Match on the string "Enter" in the entries below and return every matching line.

----- Data for processing

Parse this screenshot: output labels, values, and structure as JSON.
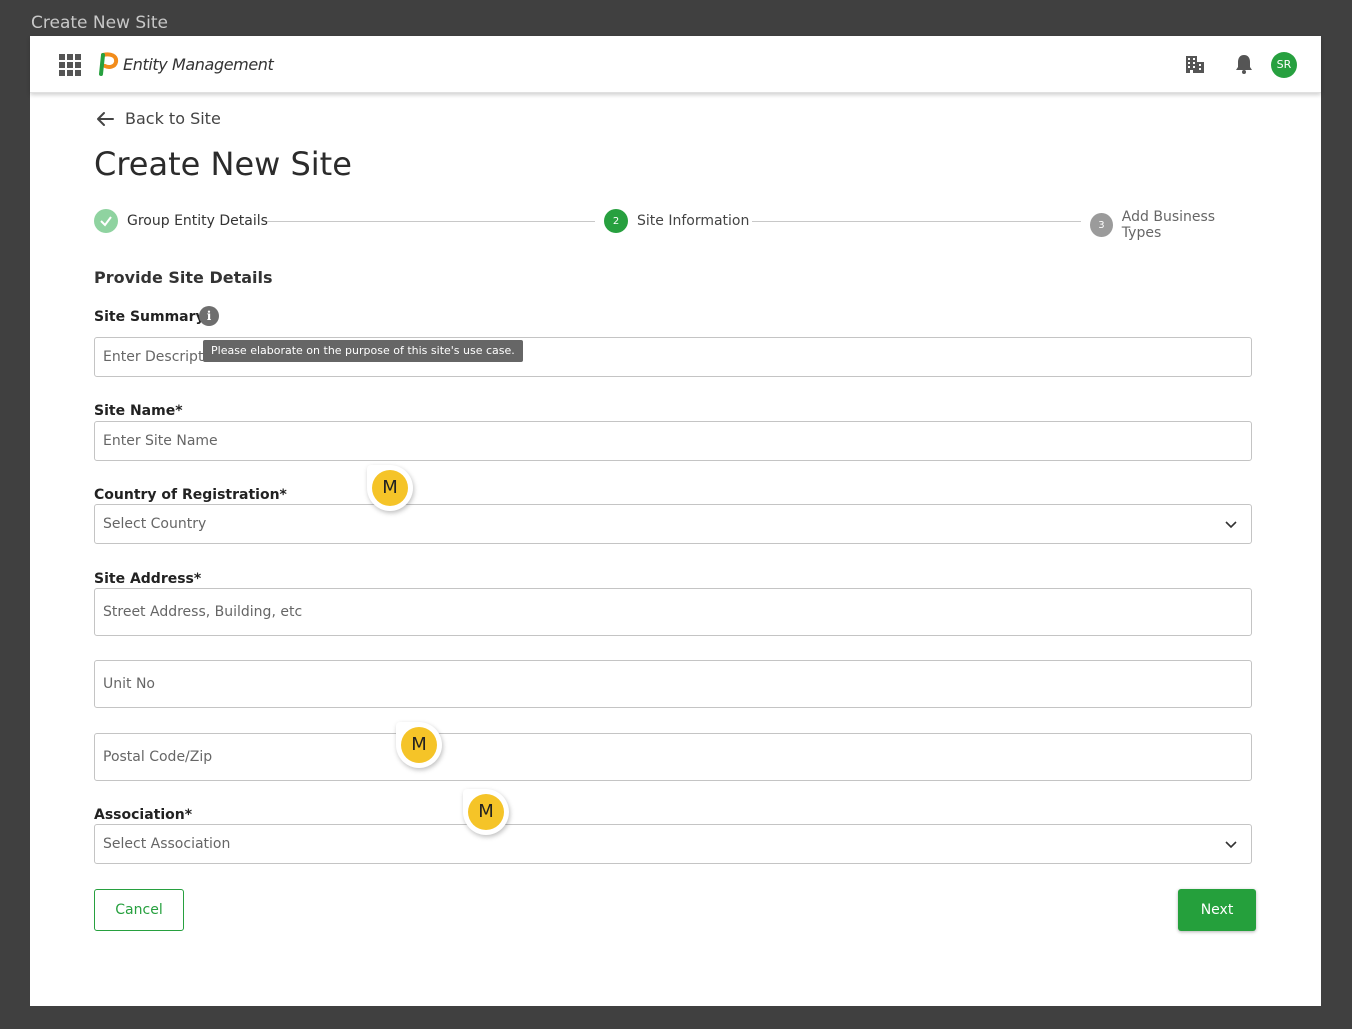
{
  "window": {
    "title": "Create New Site"
  },
  "appbar": {
    "app_name": "Entity Management",
    "avatar_initials": "SR",
    "icons": [
      "apps-grid-icon",
      "logo",
      "building-icon",
      "bell-icon"
    ]
  },
  "header": {
    "back_label": "Back to Site",
    "page_title": "Create New Site"
  },
  "stepper": {
    "steps": [
      {
        "number": "1",
        "label": "Group Entity Details",
        "state": "completed"
      },
      {
        "number": "2",
        "label": "Site Information",
        "state": "active"
      },
      {
        "number": "3",
        "label": "Add Business Types",
        "state": "pending"
      }
    ]
  },
  "form": {
    "section_title": "Provide Site Details",
    "site_summary": {
      "label": "Site Summary",
      "placeholder": "Enter Descripti",
      "tooltip": "Please elaborate on the purpose of this site's use case."
    },
    "site_name": {
      "label": "Site Name*",
      "placeholder": "Enter Site Name"
    },
    "country": {
      "label": "Country of Registration*",
      "placeholder": "Select Country"
    },
    "site_address": {
      "label": "Site Address*",
      "street_placeholder": "Street Address, Building, etc",
      "unit_placeholder": "Unit No",
      "postal_placeholder": "Postal Code/Zip"
    },
    "association": {
      "label": "Association*",
      "placeholder": "Select Association"
    }
  },
  "markers": {
    "label": "M"
  },
  "actions": {
    "cancel_label": "Cancel",
    "next_label": "Next"
  },
  "colors": {
    "primary_green": "#27a03f",
    "marker_yellow": "#f5c428",
    "background": "#404040"
  }
}
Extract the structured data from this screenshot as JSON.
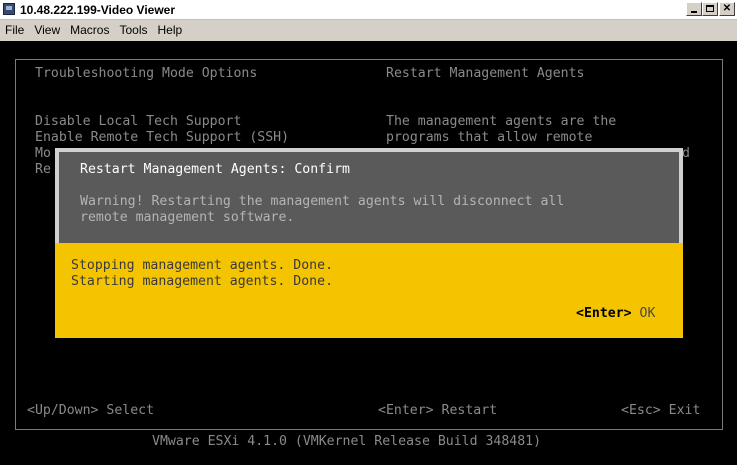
{
  "window": {
    "title": "10.48.222.199-Video Viewer",
    "icon": "console-window-icon"
  },
  "menu": [
    "File",
    "View",
    "Macros",
    "Tools",
    "Help"
  ],
  "console": {
    "left_header": "Troubleshooting Mode Options",
    "right_header": "Restart Management Agents",
    "options": [
      "Disable Local Tech Support",
      "Enable Remote Tech Support (SSH)",
      "Mo",
      "Re"
    ],
    "description_lines": [
      "The management agents are the",
      "programs that allow remote",
      "d"
    ],
    "hints": {
      "select": "<Up/Down> Select",
      "restart": "<Enter> Restart",
      "exit": "<Esc> Exit"
    },
    "footer": "VMware ESXi 4.1.0 (VMKernel Release Build 348481)"
  },
  "dialog": {
    "title": "Restart Management Agents: Confirm",
    "warning_lines": [
      "Warning! Restarting the management agents will disconnect all",
      "remote management software."
    ],
    "status_lines": [
      "Stopping management agents. Done.",
      "Starting management agents. Done."
    ],
    "ok_key": "<Enter>",
    "ok_label": "OK"
  },
  "colors": {
    "console_bg": "#000000",
    "dialog_header_bg": "#5a5a5a",
    "dialog_body_bg": "#f5c400",
    "dialog_border": "#d0d0d0"
  }
}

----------

* [Exercise answer]:
      "placeholder": "Enter Descripti",
      "placeholder": "Enter Site Name"
      "restart": "<Enter> Restart",
    "ok_key": "<Enter>",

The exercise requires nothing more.